> [EXERCISE DETAILS]
Give all the data again exactly.

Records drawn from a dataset
______
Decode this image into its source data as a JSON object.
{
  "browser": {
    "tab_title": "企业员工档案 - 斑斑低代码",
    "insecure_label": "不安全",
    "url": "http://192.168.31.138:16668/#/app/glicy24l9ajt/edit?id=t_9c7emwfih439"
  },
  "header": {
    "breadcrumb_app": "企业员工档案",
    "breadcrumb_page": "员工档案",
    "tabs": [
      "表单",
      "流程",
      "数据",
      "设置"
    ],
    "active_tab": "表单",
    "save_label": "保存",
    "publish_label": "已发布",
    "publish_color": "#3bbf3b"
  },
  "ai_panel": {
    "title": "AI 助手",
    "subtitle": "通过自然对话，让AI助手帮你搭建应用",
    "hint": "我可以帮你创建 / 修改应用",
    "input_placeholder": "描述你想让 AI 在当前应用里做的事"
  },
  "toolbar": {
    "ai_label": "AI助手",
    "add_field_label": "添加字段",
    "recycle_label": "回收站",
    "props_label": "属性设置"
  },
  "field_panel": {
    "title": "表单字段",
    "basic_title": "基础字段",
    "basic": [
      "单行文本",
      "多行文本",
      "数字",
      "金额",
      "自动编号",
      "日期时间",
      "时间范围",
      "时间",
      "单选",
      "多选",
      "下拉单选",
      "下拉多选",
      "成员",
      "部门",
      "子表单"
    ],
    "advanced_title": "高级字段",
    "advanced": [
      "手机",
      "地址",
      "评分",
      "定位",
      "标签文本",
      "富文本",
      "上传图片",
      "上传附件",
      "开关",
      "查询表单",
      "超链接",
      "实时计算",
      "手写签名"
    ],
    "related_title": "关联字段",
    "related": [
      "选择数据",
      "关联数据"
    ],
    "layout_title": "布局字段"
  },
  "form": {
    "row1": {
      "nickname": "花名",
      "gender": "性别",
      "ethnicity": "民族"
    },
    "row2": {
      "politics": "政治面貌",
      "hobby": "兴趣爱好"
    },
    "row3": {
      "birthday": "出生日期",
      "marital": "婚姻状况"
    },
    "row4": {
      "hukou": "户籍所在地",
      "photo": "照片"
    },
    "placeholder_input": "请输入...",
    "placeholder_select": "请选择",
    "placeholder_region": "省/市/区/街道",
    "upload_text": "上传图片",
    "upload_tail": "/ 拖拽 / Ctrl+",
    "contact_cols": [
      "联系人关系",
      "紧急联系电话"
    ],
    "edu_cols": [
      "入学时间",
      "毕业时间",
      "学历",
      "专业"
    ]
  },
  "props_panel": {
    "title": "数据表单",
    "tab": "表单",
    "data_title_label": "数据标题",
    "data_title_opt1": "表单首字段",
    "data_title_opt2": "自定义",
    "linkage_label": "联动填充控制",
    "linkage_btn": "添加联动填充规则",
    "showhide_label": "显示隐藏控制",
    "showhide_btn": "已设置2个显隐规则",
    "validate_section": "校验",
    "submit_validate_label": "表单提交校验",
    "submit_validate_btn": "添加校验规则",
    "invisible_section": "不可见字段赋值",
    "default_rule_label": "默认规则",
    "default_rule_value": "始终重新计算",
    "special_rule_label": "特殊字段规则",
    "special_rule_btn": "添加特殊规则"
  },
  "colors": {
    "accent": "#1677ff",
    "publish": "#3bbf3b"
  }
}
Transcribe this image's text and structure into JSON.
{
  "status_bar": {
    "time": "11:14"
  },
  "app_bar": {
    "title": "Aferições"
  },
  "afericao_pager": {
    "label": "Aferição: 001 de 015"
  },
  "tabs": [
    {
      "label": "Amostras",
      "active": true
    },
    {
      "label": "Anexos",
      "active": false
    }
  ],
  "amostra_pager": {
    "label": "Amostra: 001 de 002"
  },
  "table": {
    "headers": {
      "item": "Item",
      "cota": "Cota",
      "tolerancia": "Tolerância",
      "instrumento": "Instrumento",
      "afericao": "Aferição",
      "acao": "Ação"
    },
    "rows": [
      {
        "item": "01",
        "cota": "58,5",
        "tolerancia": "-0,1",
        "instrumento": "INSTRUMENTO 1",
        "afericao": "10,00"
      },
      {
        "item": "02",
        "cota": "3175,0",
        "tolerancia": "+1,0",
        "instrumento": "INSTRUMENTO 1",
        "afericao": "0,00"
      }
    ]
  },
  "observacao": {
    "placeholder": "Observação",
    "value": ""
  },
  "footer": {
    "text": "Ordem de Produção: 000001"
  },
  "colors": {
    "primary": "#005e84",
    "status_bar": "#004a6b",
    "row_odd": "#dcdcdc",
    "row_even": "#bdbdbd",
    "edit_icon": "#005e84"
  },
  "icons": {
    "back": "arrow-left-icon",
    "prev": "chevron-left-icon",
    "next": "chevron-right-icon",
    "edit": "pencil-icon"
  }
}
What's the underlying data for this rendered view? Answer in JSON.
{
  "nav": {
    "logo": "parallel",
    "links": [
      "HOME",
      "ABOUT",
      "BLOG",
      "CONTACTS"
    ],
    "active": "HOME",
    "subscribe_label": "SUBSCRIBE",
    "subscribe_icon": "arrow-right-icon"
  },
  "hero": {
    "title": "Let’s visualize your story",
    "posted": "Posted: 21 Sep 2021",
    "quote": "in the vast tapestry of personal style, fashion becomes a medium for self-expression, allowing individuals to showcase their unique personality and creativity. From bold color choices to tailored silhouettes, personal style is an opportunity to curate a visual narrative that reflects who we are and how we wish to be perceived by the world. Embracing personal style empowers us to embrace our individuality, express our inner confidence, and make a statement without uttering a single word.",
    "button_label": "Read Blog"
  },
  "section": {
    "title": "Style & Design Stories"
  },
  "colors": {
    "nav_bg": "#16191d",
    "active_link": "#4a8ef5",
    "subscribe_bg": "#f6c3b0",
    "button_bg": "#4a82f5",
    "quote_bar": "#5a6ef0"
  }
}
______
> [SOLUTION TO THIS EXERCISE]
Decode this image into its source data as a JSON object.
{
  "browser": {
    "tab_title": "企业员工档案 - 斑斑低代码",
    "insecure_label": "不安全",
    "url": "http://192.168.31.138:16668/#/app/glicy24l9ajt/edit?id=t_9c7emwfih439"
  },
  "header": {
    "breadcrumb_app": "企业员工档案",
    "breadcrumb_page": "员工档案",
    "tabs": [
      "表单",
      "流程",
      "数据",
      "设置"
    ],
    "active_tab": "表单",
    "save_label": "保存",
    "publish_label": "已发布",
    "publish_color": "#3bbf3b"
  },
  "ai_panel": {
    "title": "AI 助手",
    "subtitle": "通过自然对话，让AI助手帮你搭建应用",
    "hint": "我可以帮你创建 / 修改应用",
    "input_placeholder": "描述你想让 AI 在当前应用里做的事"
  },
  "toolbar": {
    "ai_label": "AI助手",
    "add_field_label": "添加字段",
    "recycle_label": "回收站",
    "props_label": "属性设置"
  },
  "field_panel": {
    "title": "表单字段",
    "basic_title": "基础字段",
    "basic": [
      "单行文本",
      "多行文本",
      "数字",
      "金额",
      "自动编号",
      "日期时间",
      "时间范围",
      "时间",
      "单选",
      "多选",
      "下拉单选",
      "下拉多选",
      "成员",
      "部门",
      "子表单"
    ],
    "advanced_title": "高级字段",
    "advanced": [
      "手机",
      "地址",
      "评分",
      "定位",
      "标签文本",
      "富文本",
      "上传图片",
      "上传附件",
      "开关",
      "查询表单",
      "超链接",
      "实时计算",
      "手写签名"
    ],
    "related_title": "关联字段",
    "related": [
      "选择数据",
      "关联数据"
    ],
    "layout_title": "布局字段"
  },
  "form": {
    "row1": {
      "nickname": "花名",
      "gender": "性别",
      "ethnicity": "民族"
    },
    "row2": {
      "politics": "政治面貌",
      "hobby": "兴趣爱好"
    },
    "row3": {
      "birthday": "出生日期",
      "marital": "婚姻状况"
    },
    "row4": {
      "hukou": "户籍所在地",
      "photo": "照片"
    },
    "placeholder_input": "请输入...",
    "placeholder_select": "请选择",
    "placeholder_region": "省/市/区/街道",
    "upload_text": "上传图片",
    "upload_tail": "/ 拖拽 / Ctrl+",
    "contact_cols": [
      "联系人关系",
      "紧急联系电话"
    ],
    "edu_cols": [
      "入学时间",
      "毕业时间",
      "学历",
      "专业"
    ]
  },
  "props_panel": {
    "title": "数据表单",
    "tab": "表单",
    "data_title_label": "数据标题",
    "data_title_opt1": "表单首字段",
    "data_title_opt2": "自定义",
    "linkage_label": "联动填充控制",
    "linkage_btn": "添加联动填充规则",
    "showhide_label": "显示隐藏控制",
    "showhide_btn": "已设置2个显隐规则",
    "validate_section": "校验",
    "submit_validate_label": "表单提交校验",
    "submit_validate_btn": "添加校验规则",
    "invisible_section": "不可见字段赋值",
    "default_rule_label": "默认规则",
    "default_rule_value": "始终重新计算",
    "special_rule_label": "特殊字段规则",
    "special_rule_btn": "添加特殊规则"
  },
  "colors": {
    "accent": "#1677ff",
    "publish": "#3bbf3b"
  }
}
Transcribe this image's text and structure into JSON.
{
  "status_bar": {
    "time": "11:14"
  },
  "app_bar": {
    "title": "Aferições"
  },
  "afericao_pager": {
    "label": "Aferição: 001 de 015"
  },
  "tabs": [
    {
      "label": "Amostras",
      "active": true
    },
    {
      "label": "Anexos",
      "active": false
    }
  ],
  "amostra_pager": {
    "label": "Amostra: 001 de 002"
  },
  "table": {
    "headers": {
      "item": "Item",
      "cota": "Cota",
      "tolerancia": "Tolerância",
      "instrumento": "Instrumento",
      "afericao": "Aferição",
      "acao": "Ação"
    },
    "rows": [
      {
        "item": "01",
        "cota": "58,5",
        "tolerancia": "-0,1",
        "instrumento": "INSTRUMENTO 1",
        "afericao": "10,00"
      },
      {
        "item": "02",
        "cota": "3175,0",
        "tolerancia": "+1,0",
        "instrumento": "INSTRUMENTO 1",
        "afericao": "0,00"
      }
    ]
  },
  "observacao": {
    "placeholder": "Observação",
    "value": ""
  },
  "footer": {
    "text": "Ordem de Produção: 000001"
  },
  "colors": {
    "primary": "#005e84",
    "status_bar": "#004a6b",
    "row_odd": "#dcdcdc",
    "row_even": "#bdbdbd",
    "edit_icon": "#005e84"
  },
  "icons": {
    "back": "arrow-left-icon",
    "prev": "chevron-left-icon",
    "next": "chevron-right-icon",
    "edit": "pencil-icon"
  }
}
What's the underlying data for this rendered view? Answer in JSON.
{
  "nav": {
    "logo": "parallel",
    "links": [
      "HOME",
      "ABOUT",
      "BLOG",
      "CONTACTS"
    ],
    "active": "HOME",
    "subscribe_label": "SUBSCRIBE",
    "subscribe_icon": "arrow-right-icon"
  },
  "hero": {
    "title": "Let’s visualize your story",
    "posted": "Posted: 21 Sep 2021",
    "quote": "in the vast tapestry of personal style, fashion becomes a medium for self-expression, allowing individuals to showcase their unique personality and creativity. From bold color choices to tailored silhouettes, personal style is an opportunity to curate a visual narrative that reflects who we are and how we wish to be perceived by the world. Embracing personal style empowers us to embrace our individuality, express our inner confidence, and make a statement without uttering a single word.",
    "button_label": "Read Blog"
  },
  "section": {
    "title": "Style & Design Stories"
  },
  "colors": {
    "nav_bg": "#16191d",
    "active_link": "#4a8ef5",
    "subscribe_bg": "#f6c3b0",
    "button_bg": "#4a82f5",
    "quote_bar": "#5a6ef0"
  }
}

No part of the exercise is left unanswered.